Citations (0)
Some of your citations are legacy items.

Any citation created before July 30, 2012 will labeled as a “Cited page.” New citations will be saved as cited passages, pages or articles.

We also added the ability to view new citations from your projects or the book or article where you created them.

Notes (0)
Bookmarks (0)

You have no saved items from this book

Project items include:
  • Saved book/article
  • Highlights
  • Quotes/citations
  • Notes
  • Bookmarks
Notes
Cite this page

Cited page

Style
Citations are available only to our active members.
Sign up now to cite pages or passages in MLA, APA and Chicago citation styles.

(Einhorn, 1992, p. 25)

(Einhorn 25)

1

1. Lois J. Einhorn, Abraham Lincoln, the Orator: Penetrating the Lincoln Legend (Westport, CT: Greenwood Press, 1992), 25, http://www.questia.com/read/27419298.

Cited page

Bookmark this page
The Letters of William Cullen Bryant - Vol. 1
Table of contents

Table of contents

Settings

Settings

Typeface
Text size Smaller Larger
Search within

Search within this book

Look up

Look up a word

  • Dictionary
  • Thesaurus
Please submit a word or phrase above.
Print this page

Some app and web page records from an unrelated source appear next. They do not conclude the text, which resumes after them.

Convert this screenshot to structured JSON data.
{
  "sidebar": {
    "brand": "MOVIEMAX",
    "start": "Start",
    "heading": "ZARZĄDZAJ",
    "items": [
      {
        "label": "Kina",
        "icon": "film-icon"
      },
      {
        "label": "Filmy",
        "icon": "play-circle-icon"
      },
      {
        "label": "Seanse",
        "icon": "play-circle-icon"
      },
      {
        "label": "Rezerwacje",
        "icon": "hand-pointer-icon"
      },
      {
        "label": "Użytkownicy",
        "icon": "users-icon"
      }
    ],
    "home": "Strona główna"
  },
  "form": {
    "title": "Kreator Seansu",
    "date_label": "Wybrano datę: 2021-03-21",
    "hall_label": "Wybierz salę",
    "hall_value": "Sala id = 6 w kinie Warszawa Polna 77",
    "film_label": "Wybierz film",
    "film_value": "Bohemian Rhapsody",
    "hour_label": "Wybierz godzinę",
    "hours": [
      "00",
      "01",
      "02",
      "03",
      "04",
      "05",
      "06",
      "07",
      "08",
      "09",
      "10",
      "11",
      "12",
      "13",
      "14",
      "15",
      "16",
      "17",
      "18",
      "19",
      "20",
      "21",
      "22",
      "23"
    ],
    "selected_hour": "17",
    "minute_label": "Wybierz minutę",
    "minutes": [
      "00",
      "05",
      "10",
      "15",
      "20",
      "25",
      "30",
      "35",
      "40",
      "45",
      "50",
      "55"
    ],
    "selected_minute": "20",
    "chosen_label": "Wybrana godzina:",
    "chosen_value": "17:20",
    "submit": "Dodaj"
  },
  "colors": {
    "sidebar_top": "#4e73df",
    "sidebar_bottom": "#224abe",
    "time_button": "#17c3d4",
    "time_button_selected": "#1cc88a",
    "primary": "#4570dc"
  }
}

Print this page

Why can't I print more than one page at a time?

Full screen
/ 506

matching results for page

Cited passage

Style
Citations are available only to our active members.
Sign up now to cite pages or passages in MLA, APA and Chicago citation styles.

"Portraying himself as an honest, ordinary person helped Lincoln identify with his audiences." (Einhorn, 1992, p. 25).

"Portraying himself as an honest, ordinary person helped Lincoln identify with his audiences." (Einhorn 25)

"Portraying himself as an honest, ordinary person helped Lincoln identify with his audiences."1

1. Lois J. Einhorn, Abraham Lincoln, the Orator: Penetrating the Lincoln Legend (Westport, CT: Greenwood Press, 1992), 25, http://www.questia.com/read/27419298.

Cited passage

Welcome to the new Questia Reader

The Questia Reader has been updated to provide you with an even better online reading experience.  It is now 100% Responsive, which means you can read our books and articles on any sized device you wish.  All of your favorite tools like notes, highlights, and citations are still here, but the way you select text has been updated to be easier to use, especially on touchscreen devices.  Here's how:

1. Click or tap the first word you want to select.
2. Click or tap the last word you want to select.

OK, got it!

Thanks for trying Questia!

Please continue trying out our research tools, but please note, full functionality is available only to our active members.

Your work will be lost once you leave this Web page.

For full access in an ad-free environment, sign up now for a FREE, 1-day trial.

Already a member? Log in now.